When designing a system, choosing the right motors and controllers is just as important as choosing the right mechanical components. Choosing the right controller option can significantly cut down on cost and development time and effort. There are 3 major options for producing a control system: board-level controllers, box level controllers, and application-specific integrated circuit (ASIC) motion control chips. AC servo controller
Designing board-level controllers is the most labor-intensive option with the most risk and customizability. Using a prebuilt board or box level controller minimizes risk and development time but limits customization. Using an ASIC chip is a compromise between development time and customization.
There are a few things to consider while picking a controller:
Choose the Number of Axes
Servomotors are only able to move forward and backward on one axis. It is important to define how many axes a machine will need before deciding on a controller because each motor will need to be controlled. A common practice is to create a 3-axis machine using a Cartesian coordinate system (x, y, and z axes). This allows the machine to conduct basic computer numerical control (CNC) machining. If a fourth axis is added, it is usually rotational.
Defined Motion Set
There are a few options when defining how a machine will need to move. The simplest form of movement is independent linear axes. These axes do not need to coordinate with each other, and any set of controllers could be used, from multiple simple single-axis controllers to one complex multi-axis controller.

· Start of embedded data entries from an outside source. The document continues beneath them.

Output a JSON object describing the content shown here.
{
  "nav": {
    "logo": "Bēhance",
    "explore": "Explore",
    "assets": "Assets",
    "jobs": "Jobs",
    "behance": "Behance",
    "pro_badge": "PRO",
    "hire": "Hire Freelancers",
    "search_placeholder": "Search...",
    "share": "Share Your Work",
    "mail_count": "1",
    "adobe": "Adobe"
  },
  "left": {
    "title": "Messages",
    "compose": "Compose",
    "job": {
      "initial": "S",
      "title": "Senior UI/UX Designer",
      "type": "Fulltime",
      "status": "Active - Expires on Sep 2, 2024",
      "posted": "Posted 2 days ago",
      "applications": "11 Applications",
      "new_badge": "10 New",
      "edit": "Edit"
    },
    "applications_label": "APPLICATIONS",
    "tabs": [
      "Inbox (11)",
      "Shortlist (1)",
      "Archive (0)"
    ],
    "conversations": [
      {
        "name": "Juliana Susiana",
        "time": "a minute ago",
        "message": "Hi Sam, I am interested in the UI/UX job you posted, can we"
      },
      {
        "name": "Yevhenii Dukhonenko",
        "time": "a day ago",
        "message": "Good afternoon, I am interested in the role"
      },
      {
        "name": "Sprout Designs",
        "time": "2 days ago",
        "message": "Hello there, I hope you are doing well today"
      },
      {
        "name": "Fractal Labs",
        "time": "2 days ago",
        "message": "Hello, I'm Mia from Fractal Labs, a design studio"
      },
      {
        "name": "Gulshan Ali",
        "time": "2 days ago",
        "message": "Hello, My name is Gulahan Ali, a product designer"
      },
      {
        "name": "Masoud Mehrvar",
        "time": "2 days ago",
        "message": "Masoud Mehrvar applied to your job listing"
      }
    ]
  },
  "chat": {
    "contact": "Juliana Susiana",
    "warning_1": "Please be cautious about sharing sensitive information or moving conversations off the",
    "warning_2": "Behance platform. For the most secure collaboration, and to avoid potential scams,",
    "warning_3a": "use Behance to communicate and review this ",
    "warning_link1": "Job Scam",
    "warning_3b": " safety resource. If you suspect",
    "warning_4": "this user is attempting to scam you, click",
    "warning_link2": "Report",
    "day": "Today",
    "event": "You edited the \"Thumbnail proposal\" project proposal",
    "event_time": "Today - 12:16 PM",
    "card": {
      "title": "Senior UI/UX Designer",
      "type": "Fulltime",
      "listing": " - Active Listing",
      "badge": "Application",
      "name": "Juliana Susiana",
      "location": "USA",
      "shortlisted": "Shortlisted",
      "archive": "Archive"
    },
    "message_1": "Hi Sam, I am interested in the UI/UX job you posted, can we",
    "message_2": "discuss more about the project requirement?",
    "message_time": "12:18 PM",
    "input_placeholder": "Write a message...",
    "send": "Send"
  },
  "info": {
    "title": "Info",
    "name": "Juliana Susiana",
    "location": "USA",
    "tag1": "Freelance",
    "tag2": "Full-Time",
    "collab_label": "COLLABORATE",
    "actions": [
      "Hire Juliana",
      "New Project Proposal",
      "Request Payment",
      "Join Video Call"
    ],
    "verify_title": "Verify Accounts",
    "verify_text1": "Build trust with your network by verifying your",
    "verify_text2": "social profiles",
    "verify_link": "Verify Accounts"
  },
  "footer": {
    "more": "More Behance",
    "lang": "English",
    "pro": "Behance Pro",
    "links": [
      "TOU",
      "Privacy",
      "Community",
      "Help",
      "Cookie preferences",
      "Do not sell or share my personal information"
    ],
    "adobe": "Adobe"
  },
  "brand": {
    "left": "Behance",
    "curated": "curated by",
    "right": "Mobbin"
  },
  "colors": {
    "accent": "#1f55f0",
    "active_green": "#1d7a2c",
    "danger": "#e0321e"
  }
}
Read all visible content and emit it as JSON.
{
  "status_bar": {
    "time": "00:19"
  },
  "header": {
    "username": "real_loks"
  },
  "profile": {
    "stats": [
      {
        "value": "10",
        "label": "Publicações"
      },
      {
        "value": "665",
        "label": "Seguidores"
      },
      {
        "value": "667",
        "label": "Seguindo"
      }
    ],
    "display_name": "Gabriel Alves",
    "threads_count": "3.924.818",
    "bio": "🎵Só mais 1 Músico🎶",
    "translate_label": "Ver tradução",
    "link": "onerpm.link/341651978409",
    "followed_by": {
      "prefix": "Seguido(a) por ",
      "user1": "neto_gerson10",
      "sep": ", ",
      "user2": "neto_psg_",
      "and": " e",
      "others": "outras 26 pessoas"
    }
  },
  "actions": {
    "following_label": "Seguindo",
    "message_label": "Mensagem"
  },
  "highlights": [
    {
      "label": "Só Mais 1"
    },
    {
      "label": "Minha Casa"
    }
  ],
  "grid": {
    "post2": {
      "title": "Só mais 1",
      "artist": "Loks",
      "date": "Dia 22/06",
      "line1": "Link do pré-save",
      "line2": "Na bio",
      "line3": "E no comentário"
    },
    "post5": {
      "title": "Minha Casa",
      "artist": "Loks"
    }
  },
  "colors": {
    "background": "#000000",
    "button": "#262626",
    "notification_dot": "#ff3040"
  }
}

The next motion set is a linear coordinated set. There is little programming involved because the controller can handle all calculations. A coordinate is an input, and each motor is controlled to get the tool to that position. The controller also calculates the speed needed to get each motor to the right position at the right time.
Circular interpolation allows the controller to calculate the position and speed of the motors relative to each other. This motion can allow more complex shapes to be created than with linear interpolation including contours. The shapes are still limited due to the lack of linear motion.
The most advanced motion set is linear/circular interpolation. This motion set allows the controller to coordinate the position and speed of each motor during both linear and circular motion. Using an advanced motion set like the linear/circular set, the machine can create almost any 3D shape. A motion set like this is also capable of creating complex etchings and engravings.
There are some considerations when choosing a controller other than the motion set. These include things like output, I/O configuration, and control set.
Determining if the machine needs to use position or velocity control, how fast it needs to move, and the resolution it needs to be able to move at will determine if the controller needs feedback from an encoder. If feedback is needed, specific input and output frequencies are needed.
By adding other on/off (or I/O) feedback to a controller, other safety features can be added using limit switches. These can include gates to keep operators safe and end stops for the tooling to keep the machine safe.
If a simple motion is needed, a simple controller with onboard programming can be used. If a more complex motion is needed, a user interface can be added to allow employees to make changes to the program and allow the program to collect data and use it as an input. The controllers with user interface are more adaptable for everyday conditions.
Choosing the Controller
After all these options are decided on, they create a description for the controller needed for the job. Many manufacturers make control boards that meet the specifications needed for almost any job. Some servomotor manufacturer’s like Rozum Robotics even include controllers with their servo packages.